There was much discussion between the commission and public regarding day versus night events and weeknight versus weekend night events.
After hearing the feedback, Mitchell proposed an update to say, “Special events on Friday and Saturdays to end by 10 pm. All other days of the week, special events end by 9 pm.”
Commission members voiced that they were in favor of the time changes, and Zhgaba agreed that she liked the proposal.
“I think that makes more sense,” Zhgaba said.
When the public hearing was closed, Mitchell said alternate member Roy Meadows would vote in place of member Jim Swift, who was absent from the meeting. He also said alternate member Andrew Marone would vote in place of member Dennis Bloom, who recused himself.
The commission unanimously voted in favor for Application 20.14 as amended, and found it is consistent with the plan of conservation and development and the comprehensive plan. The approval will become effective February 27.
Edmond Road Subdivision
The second and final hearing for Application 20.16 by Heather Kimball of 5K Enterprises, Inc, for a two-lot subdivision of land at 3 Edmond Road took place at the meeting.
The applicant was represented by engineer John Mack, of Stuart Somers Company, LLC.
At the previous meeting, Mack explained that the approximately 22-acre parcel of land is in an industrial zone and has two existing buildings located on the property.

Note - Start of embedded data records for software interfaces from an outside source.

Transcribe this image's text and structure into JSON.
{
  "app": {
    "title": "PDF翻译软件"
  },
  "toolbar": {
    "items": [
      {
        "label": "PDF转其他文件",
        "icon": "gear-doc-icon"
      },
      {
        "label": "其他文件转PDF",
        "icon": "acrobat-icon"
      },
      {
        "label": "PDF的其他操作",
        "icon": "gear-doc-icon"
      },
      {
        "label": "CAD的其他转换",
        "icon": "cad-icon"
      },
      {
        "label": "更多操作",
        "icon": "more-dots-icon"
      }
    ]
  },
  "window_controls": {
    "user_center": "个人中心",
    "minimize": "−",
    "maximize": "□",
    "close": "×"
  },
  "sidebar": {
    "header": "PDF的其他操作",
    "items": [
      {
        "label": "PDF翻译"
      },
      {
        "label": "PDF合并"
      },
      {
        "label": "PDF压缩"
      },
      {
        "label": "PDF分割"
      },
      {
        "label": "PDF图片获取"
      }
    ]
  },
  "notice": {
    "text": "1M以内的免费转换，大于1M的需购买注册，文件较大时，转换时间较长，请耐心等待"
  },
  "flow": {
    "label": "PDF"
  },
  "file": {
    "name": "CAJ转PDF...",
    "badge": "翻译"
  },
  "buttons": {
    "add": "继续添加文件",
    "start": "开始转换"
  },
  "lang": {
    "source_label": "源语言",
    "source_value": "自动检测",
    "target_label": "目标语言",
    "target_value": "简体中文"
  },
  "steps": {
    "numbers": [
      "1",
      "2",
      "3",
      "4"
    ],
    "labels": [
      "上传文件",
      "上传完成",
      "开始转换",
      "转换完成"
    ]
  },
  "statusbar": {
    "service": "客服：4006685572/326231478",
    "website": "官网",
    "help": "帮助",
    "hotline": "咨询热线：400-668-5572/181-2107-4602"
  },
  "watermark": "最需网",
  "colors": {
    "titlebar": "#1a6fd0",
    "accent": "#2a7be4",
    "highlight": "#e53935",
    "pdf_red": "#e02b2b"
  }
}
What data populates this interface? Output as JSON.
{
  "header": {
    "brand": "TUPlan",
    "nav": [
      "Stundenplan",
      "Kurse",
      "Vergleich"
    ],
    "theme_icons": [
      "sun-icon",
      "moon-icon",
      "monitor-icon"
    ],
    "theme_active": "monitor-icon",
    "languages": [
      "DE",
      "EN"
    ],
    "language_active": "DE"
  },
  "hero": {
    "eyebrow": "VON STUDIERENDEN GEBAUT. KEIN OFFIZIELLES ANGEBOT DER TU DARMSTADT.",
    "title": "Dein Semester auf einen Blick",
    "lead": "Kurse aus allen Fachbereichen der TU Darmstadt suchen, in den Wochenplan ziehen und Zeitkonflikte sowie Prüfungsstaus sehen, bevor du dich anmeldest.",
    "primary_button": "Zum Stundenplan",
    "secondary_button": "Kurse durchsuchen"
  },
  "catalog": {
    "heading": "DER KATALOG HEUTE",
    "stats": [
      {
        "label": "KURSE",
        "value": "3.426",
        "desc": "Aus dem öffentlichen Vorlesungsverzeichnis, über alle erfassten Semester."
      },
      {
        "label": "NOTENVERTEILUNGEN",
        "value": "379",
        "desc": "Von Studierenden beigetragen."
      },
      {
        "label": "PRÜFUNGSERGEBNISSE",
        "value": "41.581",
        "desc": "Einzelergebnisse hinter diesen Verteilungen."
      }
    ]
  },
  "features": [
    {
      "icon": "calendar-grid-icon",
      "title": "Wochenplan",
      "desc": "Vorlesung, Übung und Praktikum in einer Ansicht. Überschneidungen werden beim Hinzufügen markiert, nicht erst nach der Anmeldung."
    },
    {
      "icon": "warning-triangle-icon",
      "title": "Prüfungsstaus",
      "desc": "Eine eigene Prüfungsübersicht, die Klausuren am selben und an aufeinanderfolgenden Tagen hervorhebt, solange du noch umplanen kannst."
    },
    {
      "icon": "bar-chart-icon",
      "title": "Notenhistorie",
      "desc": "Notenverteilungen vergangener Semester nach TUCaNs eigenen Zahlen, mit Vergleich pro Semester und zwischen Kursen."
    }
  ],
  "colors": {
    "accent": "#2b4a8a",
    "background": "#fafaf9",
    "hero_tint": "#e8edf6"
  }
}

The applicant is proposing to divide the property roughly in half.
During the first public hearing, Mitchell mentioned that he had seen what appeared to be piles of crushed stone from the neighboring “earth materials” business on the applicant’s property, to which Mack said he would look into it.
His findings were included in a new version of the site plan that he shared with the commission on February 4.
“We added that area of disturbance… showing there is concrete storage bins and piles of material in this area around the tree line,” Mack said.
He also pointed out a note that was made on one of the site plan sheets that read, “Existing access, stockpiles, mafia blocks, and storage bins to be removed, re-graded, loamed, and seeded as a condition of approval for the two-lot subdivision.”
The application was unanimously approved by the P&Z with the following conditions:
1. Bonds shall be set for the lot pins in the amount of $6,100.
2. The lot pins shall be set according to the above-mentioned map and the Subdivision Regulations.
3. The applicant shall record on the Land Records the transfer of any real property as approved, such as road widening and open space.
4. The applicant/developer shall permanently field mark the open space prior to the issuance of a building permit to permit potential buyers to visually identify the area. The Conservation Commission or its agent shall specify the marker types and their locations.
5. A CD-ROM or digital map submission of the approved subdivision must be filed with the Land Use Agency.
The approval will become effective February 27.
To learn more about the Planning and Zoning Commission (P&Z), visit newtown-ct.gov/planning-zoning-commission. Call the P&Z office at 203-270-4276 for information on participating in meetings virtually.
John Mack, of Stuart Somers Company, discusses the revised site plan for Application 20.16’s proposed two-lot subdivision at 3 Edmond Road during the Planning and Zoning Commission’s public hearing on February 4. The site plan shows a conceptual building of what could be created in the future.